In secondary care, save in fortunate exceptions, the majority of hospitals are more or less markedly deteriorated structurally, with a lack or scarcity of running water in the rooms, sanitary facilities in a deplorable state, bad conditions with regards to cleanliness, and often infested with insects and the associated risk of spreading hospital-acquired infections.
Medical Education: Creating a University in Every Large City
The so-called “municipalization” of university education, that is, the intention to create a university in each municipality in this country, has had a detrimental impact on the quality of teacher education, at least in the case of medicine. This experiment, conducted over the last decade, emerged as a direct result of the arrival of tens of thousands of students of the Latin American Medical School (ELAM) following the disaster of Hurricane Mitch.
And it’s very good to help others, but everything should be studied carefully and they should create the infrastructure necessary so that this does not lead to problems, especially if it is ultimately decided to extend the ELAM program beyond the 10 graduate programs included at the time the idea was launched.
Foreign students displaced Cuban students at the historically recognized faculties in the City of Havana, and from the provincial capitals to the municipalities, where now the Cuban student sits in front of a computer and takes lessons from teachers who often are not prepared with the rigor that this level of education requires.
The results of the above combination and the desire to produce graduates at all costs and at any price to ensure the continued availability of relief staff to cover Cuba’s Medical Missions abroad, has been to weaken every link in the teaching chain. During the last decade and at least until last year, there has been a degeneration of the requirements demanded at all levels.
Simply to detail them: the high school graduate who already carries the aftermath of the failed counterpart experiments in previous levels of education, comes with a poor background, and the grade point average required to enter these careers is increasingly dropping. The study of the preclinical subjects that were once taught in prestigious schools such as the Victoria de Girón Institute (Bay of Pigs Victory Institute), by teachers with decades of experience in their subject, are now taught at a computer in a local polyclinic with teachers who are just starting out.
Then for the rest of the stage of clinical training the student would assist only twice a week at the hospital. In his sixth year he would complete the internship stage, decisive in the consolidation of the knowledge of the future graduate, by standing in at a clinic and performing the work of a doctor who would be on a Medical Mission abroad.
Now graduated, this young doctor might complete the specialty of General Medicine (MGI) in just 2 years, when the traditional method before 2000 required a total of 4 years. And to take it one step further, this MGI resident can do a second, so-called “parallel specialty,” for example ophthalmology, and will graduate from both specialties in just two years, although the combined specialties may be as complex as Intensive Care Medicine and Anesthesiology.
Students of different Health technologies, after passing the first semester but without completing the first year of training, have been sent to any of these dozens of Medical Missions in Third World countries which, incidentally, have netted the Cuban government, in recent years, billions in hard cash dollars.

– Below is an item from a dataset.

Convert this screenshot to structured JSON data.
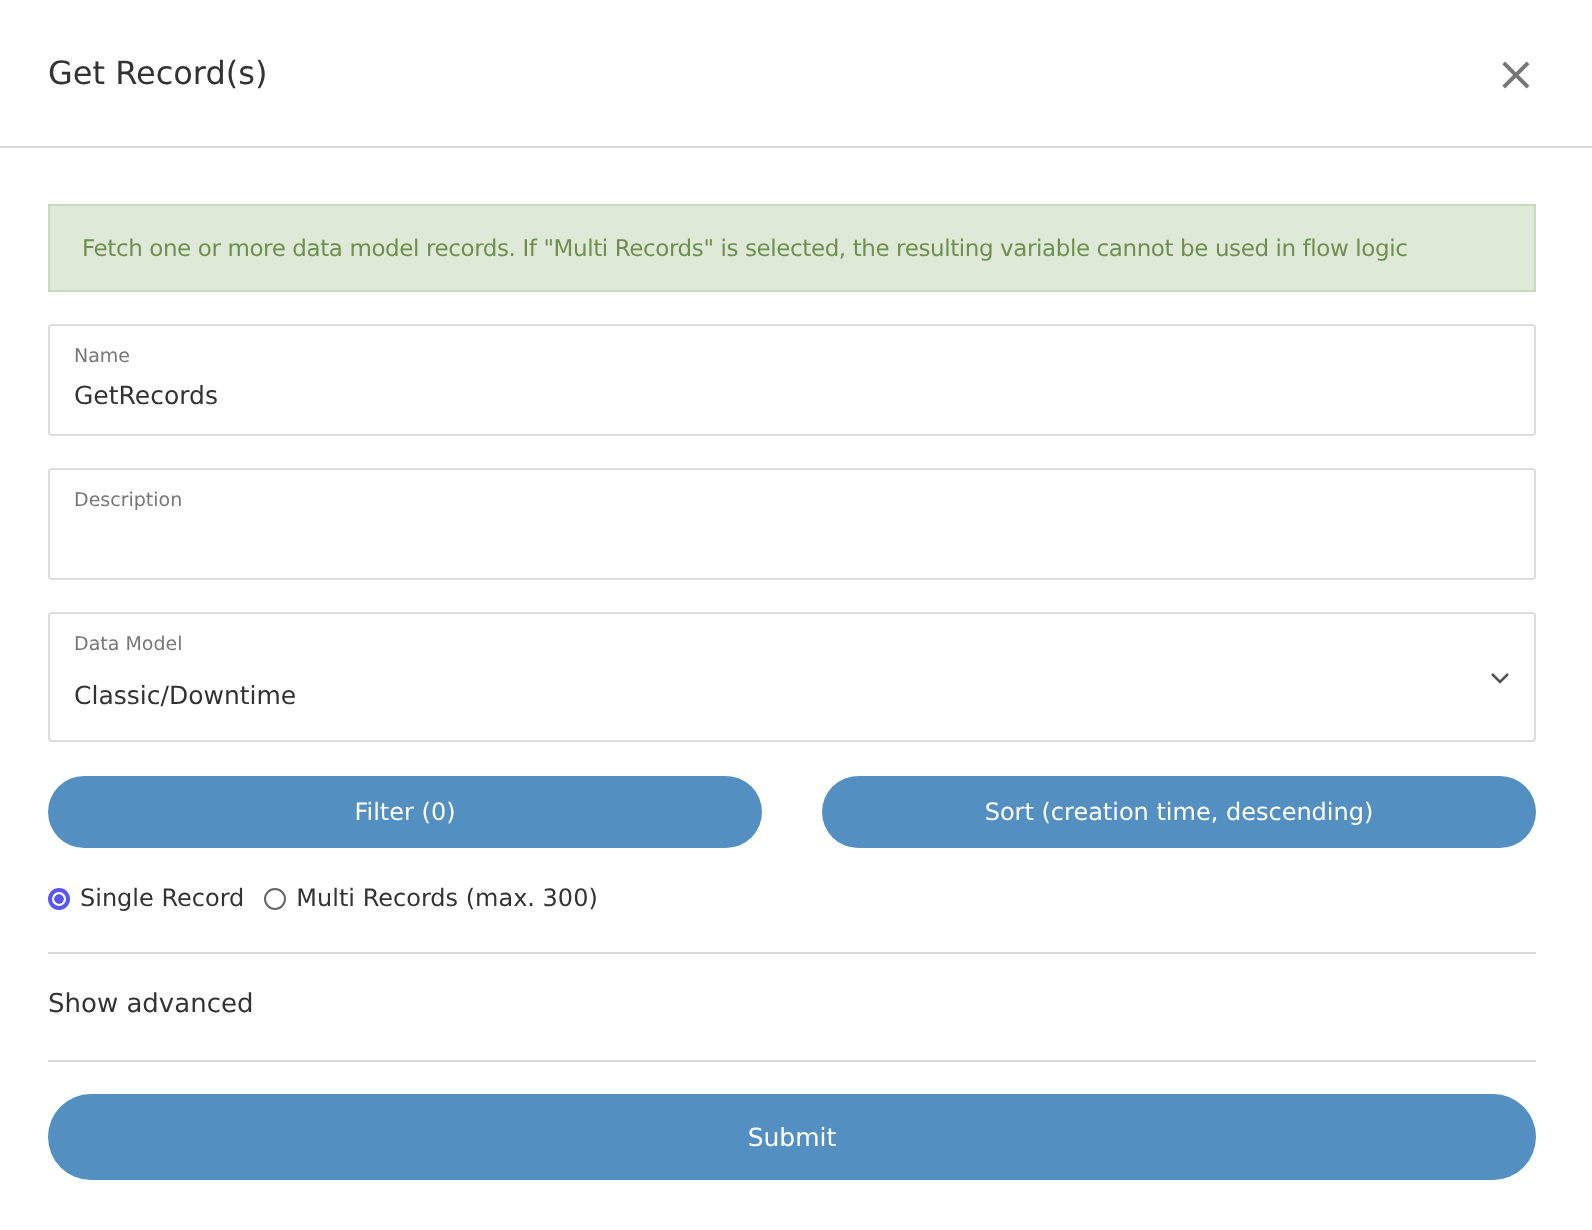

Artemisa, Provincia La Habana. October 2010.
Published on the Internet by Alfredo Felipe Valdés, before leaving for exile in Spain with his family, as part of what he called “Cuba Report.”
Originally posted on Citizen Zero Blog: February 22 2012